The funding bodies used to think speed was of the essence. Hence the ‘sell-by’ or ‘expiration’ date of post-docs applying for fellowships: “Thou shalt not be be X years beyond the awarding of your PhD” – where X would tend to be about 4-7 years.
I’ve written about this before, and just to give you an example of how sell-by date is a lousy measure of excellence, here’s the example I gave in that older post:
Postdoc A does his first postdoc in a high-powered lab, stepping neatly into a project, initiated by a departing PhD student, that is just starting to bear fruit. He doesn’t have a family, so is able to work 12-hour days and throughout the weekend. He ends up with two top-tier papers in four years, and is able to secure another high-profile postdoc in an allied field, consolidating his reputation as an up-and-coming star with two more decent papers. Adding those to his 2 publications from his PhD, he has 6 first-author papers after 7 postdoctoral years. Moreover, his boss is happy for his protégé to take the line of research with him, so he’s in a great place to apply and succeed at a fellowship like the URF.
Not so Postdoc B. She does her first postdoc in a small but respected lab, but gives birth to her second child in year 2. The project is disrupted by her one-year break, so by the end of four years, she has only one co-first author paper (shared with the postdoc who took over her project while she was on maternity leave) and one small first-author paper. She has had to leave the lab every day at 5 PM to pick up her kids from daycare, and can’t work weekends. Most funding bodies would disqualify her break, so she’s effectively done a 3-year stint. From this, she secures a second postdoc in another decent lab, but the boss wants her to develop an entirely new system, which takes her three years to perfect: it’s a highly intricate technological advance, clearly innovative and incredibly powerful. In her third year she manages to publish one first-author paper about the system, but her boss doesn’t want her to take the bulk of this desirable prize as seed-corn for an independent fellowship; she attempts arbitration, but the head of department sides with the lab head. So instead she leaves it all behind and does a third postdoc in a high-powered lab on a project that’s quick off the mark: four years later, she has two top-tier papers, one decent one, and a portable line of research. Her track record is now the same as A’s – except that she’s been in the postdoctoral system for 10 years (not counting the break), so is not eligible for the URF.

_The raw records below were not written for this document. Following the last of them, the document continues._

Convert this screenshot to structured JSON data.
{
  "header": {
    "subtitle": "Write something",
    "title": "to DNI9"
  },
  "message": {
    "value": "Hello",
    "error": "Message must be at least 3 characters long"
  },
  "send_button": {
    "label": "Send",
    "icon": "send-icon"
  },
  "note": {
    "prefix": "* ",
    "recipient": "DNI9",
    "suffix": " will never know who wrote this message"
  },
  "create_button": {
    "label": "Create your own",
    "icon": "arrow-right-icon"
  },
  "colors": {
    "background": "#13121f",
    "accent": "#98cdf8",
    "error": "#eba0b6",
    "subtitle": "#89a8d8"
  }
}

So three cheers for the UK Medical Research Council, which yesterday announced the results of its 2014 Careers Review consultation. Here’s the key bit:

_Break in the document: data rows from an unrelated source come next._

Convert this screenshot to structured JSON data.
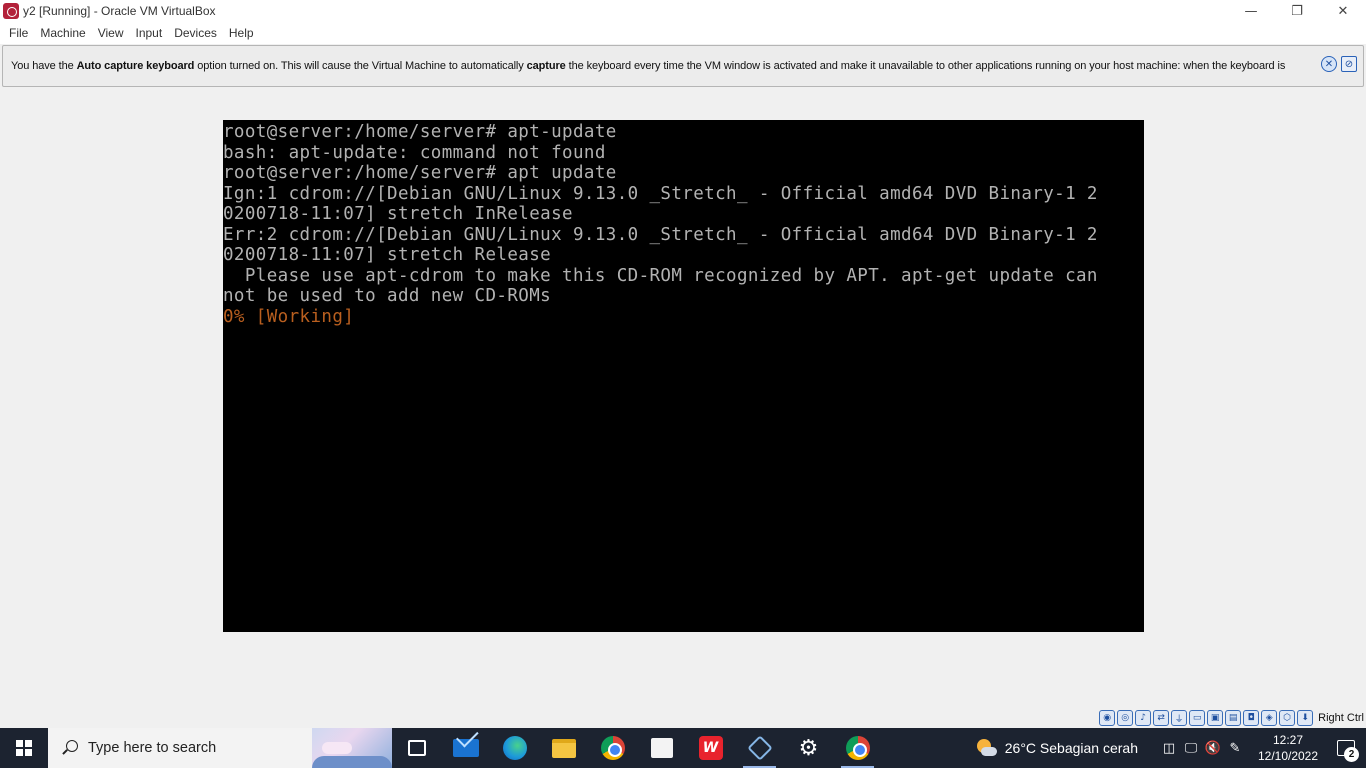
{
  "window": {
    "title": "y2 [Running] - Oracle VM VirtualBox",
    "controls": {
      "minimize": "—",
      "restore": "❐",
      "close": "✕"
    }
  },
  "menu": [
    "File",
    "Machine",
    "View",
    "Input",
    "Devices",
    "Help"
  ],
  "notification": {
    "part1": "You have the ",
    "bold1": "Auto capture keyboard",
    "part2": " option turned on. This will cause the Virtual Machine to automatically ",
    "bold2": "capture",
    "part3": " the keyboard every time the VM window is activated and make it unavailable to other applications running on your host machine: when the keyboard is"
  },
  "terminal": {
    "lines": [
      "root@server:/home/server# apt-update",
      "bash: apt-update: command not found",
      "root@server:/home/server# apt update",
      "Ign:1 cdrom://[Debian GNU/Linux 9.13.0 _Stretch_ - Official amd64 DVD Binary-1 2",
      "0200718-11:07] stretch InRelease",
      "Err:2 cdrom://[Debian GNU/Linux 9.13.0 _Stretch_ - Official amd64 DVD Binary-1 2",
      "0200718-11:07] stretch Release",
      "  Please use apt-cdrom to make this CD-ROM recognized by APT. apt-get update can",
      "not be used to add new CD-ROMs"
    ],
    "progress_line": "0% [Working]",
    "text_color": "#b2b2b2",
    "progress_color": "#b95f1f"
  },
  "vm_status": {
    "host_key": "Right Ctrl"
  },
  "taskbar": {
    "search_placeholder": "Type here to search",
    "weather": "26°C  Sebagian cerah",
    "time": "12:27",
    "date": "12/10/2022",
    "notification_count": "2"
  }
}
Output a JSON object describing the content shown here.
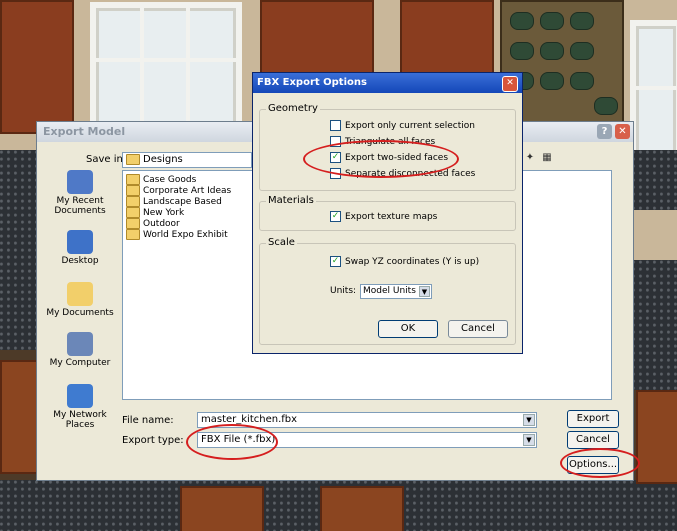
{
  "export_dialog": {
    "title": "Export Model",
    "help_glyph": "?",
    "close_glyph": "✕",
    "save_in_label": "Save in:",
    "save_in_value": "Designs",
    "places": [
      {
        "label": "My Recent Documents",
        "icon": "recent-documents-icon",
        "color": "#4f79c7"
      },
      {
        "label": "Desktop",
        "icon": "desktop-icon",
        "color": "#3e72c8"
      },
      {
        "label": "My Documents",
        "icon": "my-documents-icon",
        "color": "#f2cf6a"
      },
      {
        "label": "My Computer",
        "icon": "my-computer-icon",
        "color": "#6b87b8"
      },
      {
        "label": "My Network Places",
        "icon": "network-places-icon",
        "color": "#3f7bd0"
      }
    ],
    "files": [
      "Case Goods",
      "Corporate Art Ideas",
      "Landscape Based",
      "New York",
      "Outdoor",
      "World Expo Exhibit"
    ],
    "file_name_label": "File name:",
    "file_name_value": "master_kitchen.fbx",
    "export_type_label": "Export type:",
    "export_type_value": "FBX File (*.fbx)",
    "export_button": "Export",
    "cancel_button": "Cancel",
    "options_button": "Options..."
  },
  "fbx_dialog": {
    "title": "FBX Export Options",
    "close_glyph": "✕",
    "geometry_label": "Geometry",
    "geometry_options": [
      {
        "label": "Export only current selection",
        "checked": false
      },
      {
        "label": "Triangulate all faces",
        "checked": false
      },
      {
        "label": "Export two-sided faces",
        "checked": true
      },
      {
        "label": "Separate disconnected faces",
        "checked": false
      }
    ],
    "materials_label": "Materials",
    "materials_option": {
      "label": "Export texture maps",
      "checked": true
    },
    "scale_label": "Scale",
    "scale_option": {
      "label": "Swap YZ coordinates (Y is up)",
      "checked": true
    },
    "units_label": "Units:",
    "units_value": "Model Units",
    "ok_button": "OK",
    "cancel_button": "Cancel"
  },
  "colors": {
    "annotation_red": "#d51e1e",
    "check_green": "#21a121"
  }
}
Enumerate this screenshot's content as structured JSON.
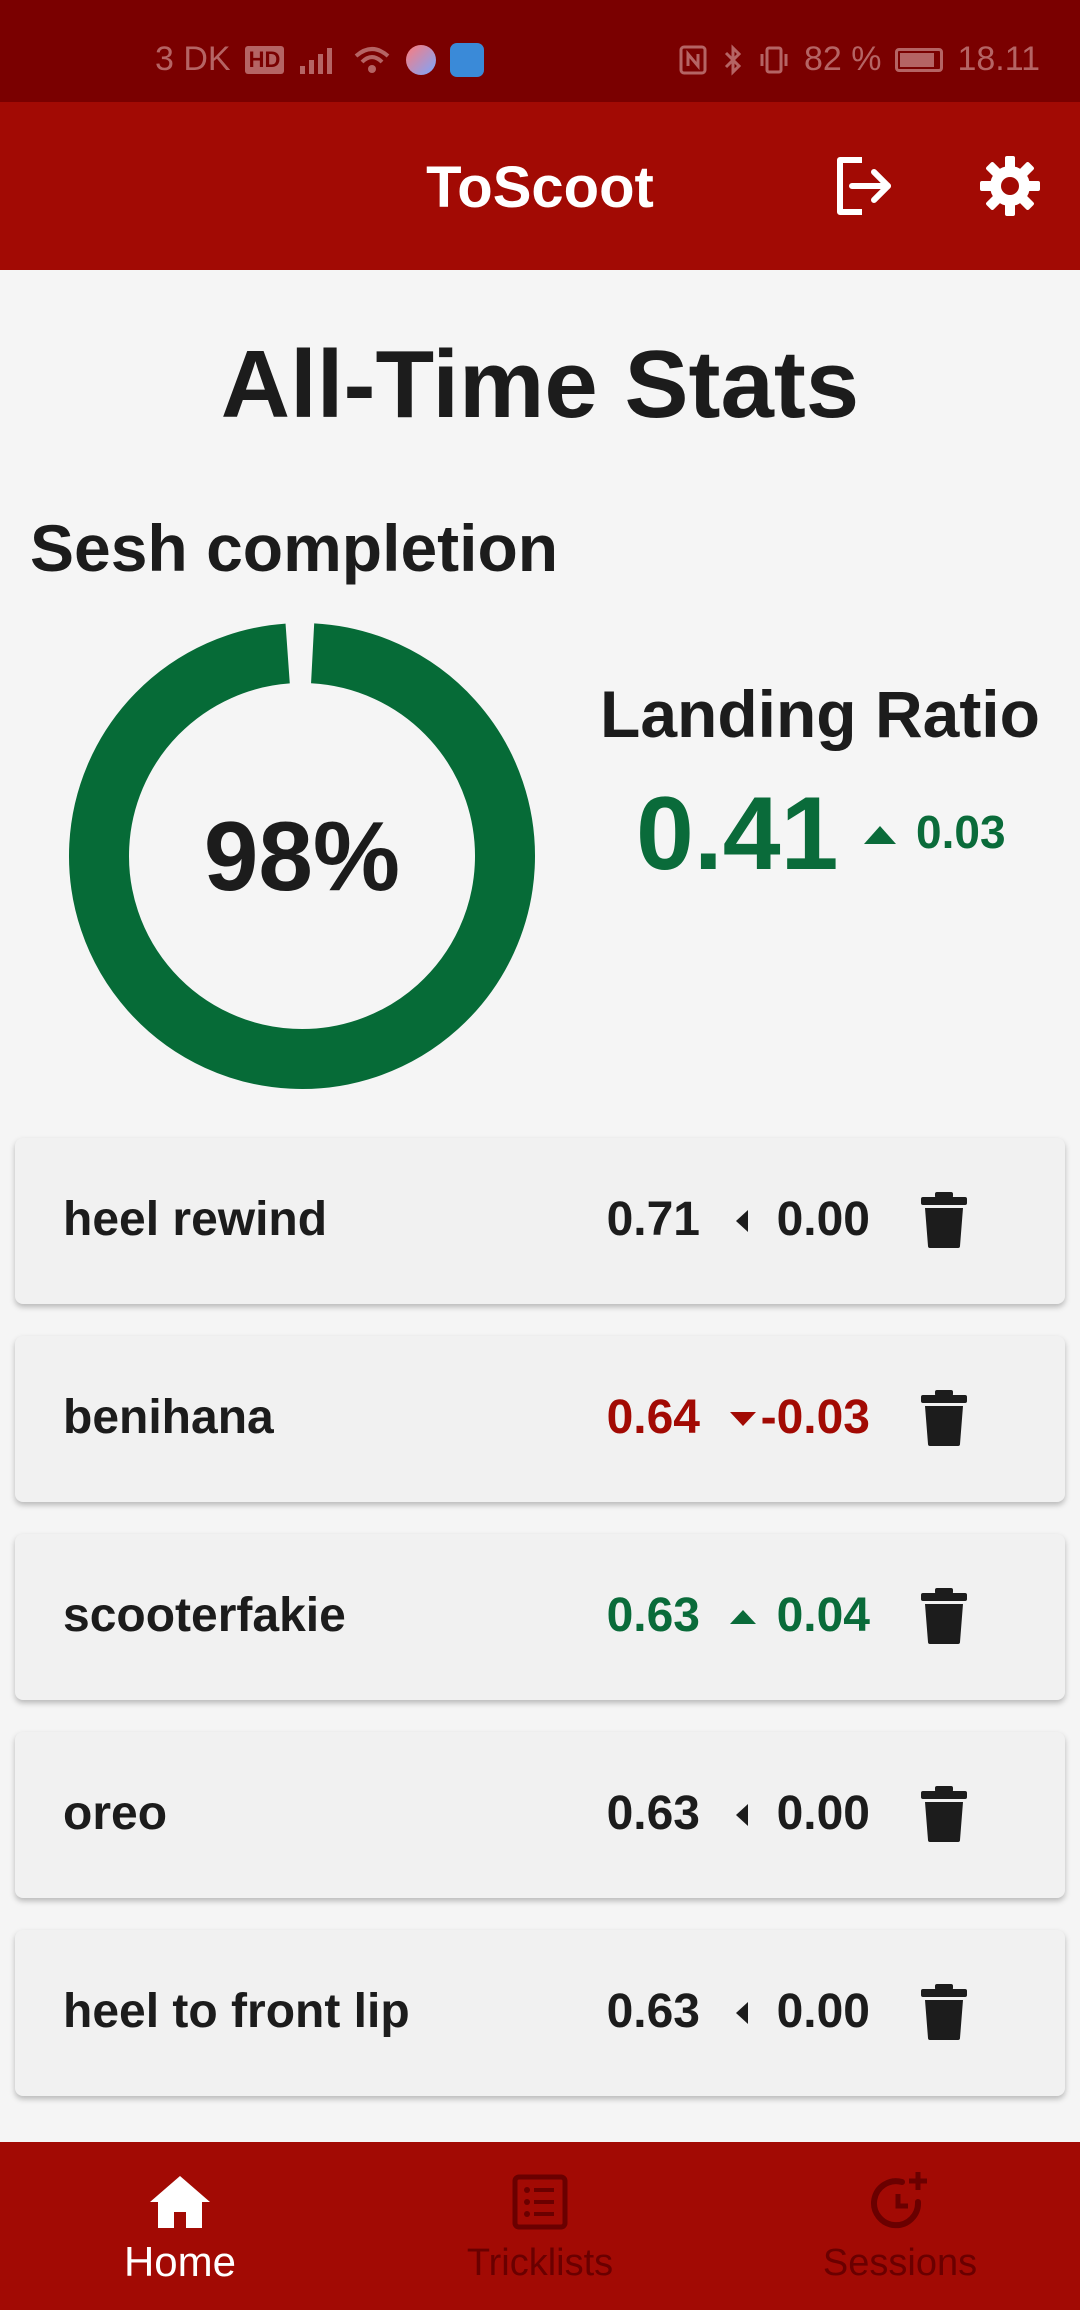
{
  "status_bar": {
    "network": "3 DK",
    "hd": "HD",
    "battery_pct": "82 %",
    "time": "18.11"
  },
  "app_bar": {
    "title": "ToScoot",
    "logout_icon": "logout-icon",
    "settings_icon": "gear-icon"
  },
  "page": {
    "title": "All-Time Stats",
    "sesh_label": "Sesh completion",
    "sesh_percent_text": "98%",
    "sesh_percent_value": 0.98,
    "landing_label": "Landing Ratio",
    "landing_value": "0.41",
    "landing_delta": "0.03",
    "landing_trend": "up"
  },
  "tricks": [
    {
      "name": "heel rewind",
      "ratio": "0.71",
      "delta": "0.00",
      "trend": "neutral"
    },
    {
      "name": "benihana",
      "ratio": "0.64",
      "delta": "-0.03",
      "trend": "down"
    },
    {
      "name": "scooterfakie",
      "ratio": "0.63",
      "delta": "0.04",
      "trend": "up"
    },
    {
      "name": "oreo",
      "ratio": "0.63",
      "delta": "0.00",
      "trend": "neutral"
    },
    {
      "name": "heel to front lip",
      "ratio": "0.63",
      "delta": "0.00",
      "trend": "neutral"
    }
  ],
  "bottom_nav": {
    "items": [
      {
        "label": "Home",
        "icon": "home-icon",
        "active": true
      },
      {
        "label": "Tricklists",
        "icon": "list-icon",
        "active": false
      },
      {
        "label": "Sessions",
        "icon": "history-add-icon",
        "active": false
      }
    ]
  },
  "colors": {
    "primary": "#a20a04",
    "status_bar": "#7a0000",
    "up": "#0a6b3a",
    "down": "#a20a04",
    "neutral": "#1c1c1c"
  }
}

We are taking a fresh approach to supporting careers by removing eligibility criteria based on years of post-doctoral experience. This will allow for variations in career paths, recognising that the speed of career progression can be affected by factors unrelated to a person’s scientific potential.

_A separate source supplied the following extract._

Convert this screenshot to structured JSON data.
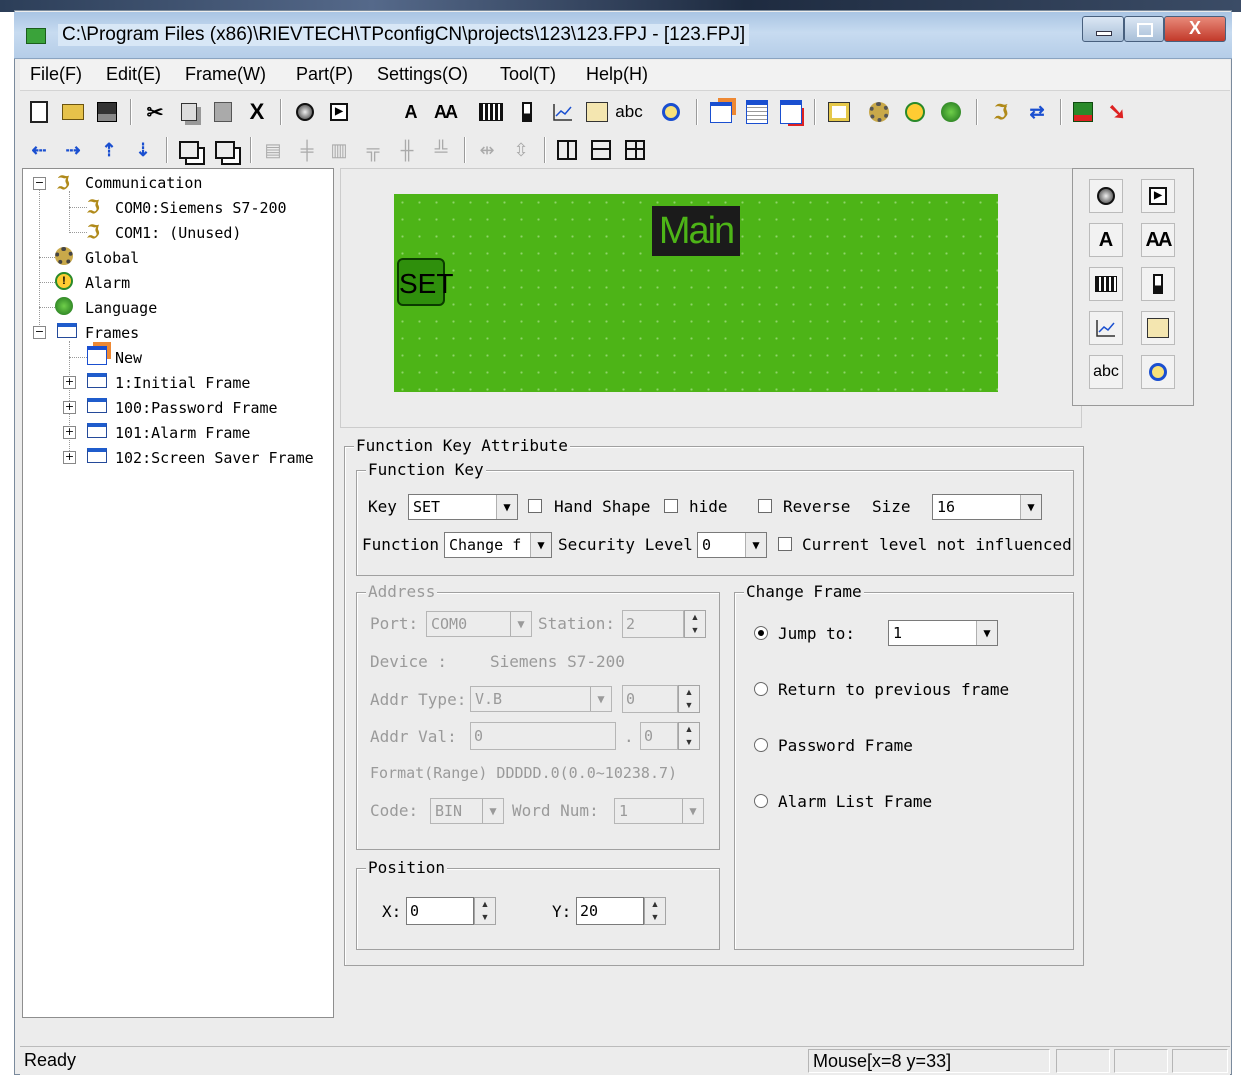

The Engineering and Physical Sciences Research Council abolished the sell-by date years ago – and there may be other major funders that have followed suit. (Can you let me know if you know of any?) This current news is definitely a step in the right direction: it’s a victory for older scientists, for scientists with complicated family or personal lives, for scientists who dabbled outside of academia, for scientists who maybe just had a string of bad luck or a series of unsupportive supervisors.
For scientists who are human, in other words, and not charmed charmless turbo-gunners with ten Nature papers and no social life.